§ EXERCISE MATERIALS:
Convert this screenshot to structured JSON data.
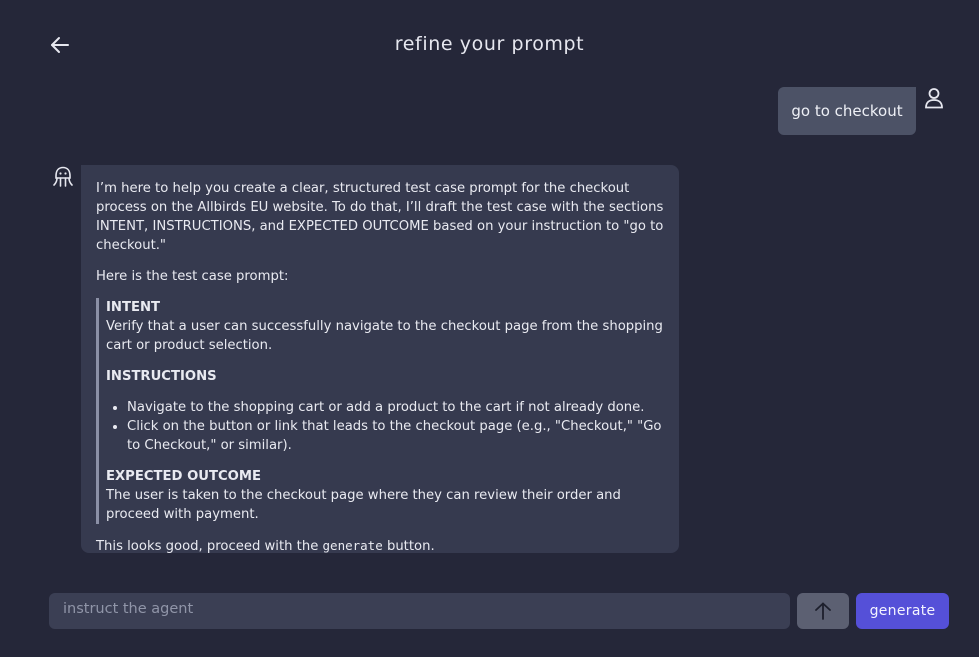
{
  "header": {
    "title": "refine your prompt"
  },
  "user_message": {
    "text": "go to checkout"
  },
  "agent_message": {
    "intro": "I’m here to help you create a clear, structured test case prompt for the checkout process on the Allbirds EU website. To do that, I’ll draft the test case with the sections INTENT, INSTRUCTIONS, and EXPECTED OUTCOME based on your instruction to \"go to checkout.\"",
    "here": "Here is the test case prompt:",
    "intent_heading": "INTENT",
    "intent_text": "Verify that a user can successfully navigate to the checkout page from the shopping cart or product selection.",
    "instructions_heading": "INSTRUCTIONS",
    "instructions": [
      "Navigate to the shopping cart or add a product to the cart if not already done.",
      "Click on the button or link that leads to the checkout page (e.g., \"Checkout,\" \"Go to Checkout,\" or similar)."
    ],
    "outcome_heading": "EXPECTED OUTCOME",
    "outcome_text": "The user is taken to the checkout page where they can review their order and proceed with payment.",
    "closing_before": "This looks good, proceed with the ",
    "closing_code": "generate",
    "closing_after": " button."
  },
  "composer": {
    "placeholder": "instruct the agent",
    "generate_label": "generate"
  },
  "icons": {
    "back": "arrow-left-icon",
    "user": "user-icon",
    "agent": "octopus-icon",
    "send": "arrow-up-icon"
  }
}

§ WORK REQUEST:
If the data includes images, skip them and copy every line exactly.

§ ANSWER BOX:
Convert this screenshot to structured JSON data.
{
  "header": {
    "title": "refine your prompt"
  },
  "user_message": {
    "text": "go to checkout"
  },
  "agent_message": {
    "intro": "I’m here to help you create a clear, structured test case prompt for the checkout process on the Allbirds EU website. To do that, I’ll draft the test case with the sections INTENT, INSTRUCTIONS, and EXPECTED OUTCOME based on your instruction to \"go to checkout.\"",
    "here": "Here is the test case prompt:",
    "intent_heading": "INTENT",
    "intent_text": "Verify that a user can successfully navigate to the checkout page from the shopping cart or product selection.",
    "instructions_heading": "INSTRUCTIONS",
    "instructions": [
      "Navigate to the shopping cart or add a product to the cart if not already done.",
      "Click on the button or link that leads to the checkout page (e.g., \"Checkout,\" \"Go to Checkout,\" or similar)."
    ],
    "outcome_heading": "EXPECTED OUTCOME",
    "outcome_text": "The user is taken to the checkout page where they can review their order and proceed with payment.",
    "closing_before": "This looks good, proceed with the ",
    "closing_code": "generate",
    "closing_after": " button."
  },
  "composer": {
    "placeholder": "instruct the agent",
    "generate_label": "generate"
  },
  "icons": {
    "back": "arrow-left-icon",
    "user": "user-icon",
    "agent": "octopus-icon",
    "send": "arrow-up-icon"
  }
}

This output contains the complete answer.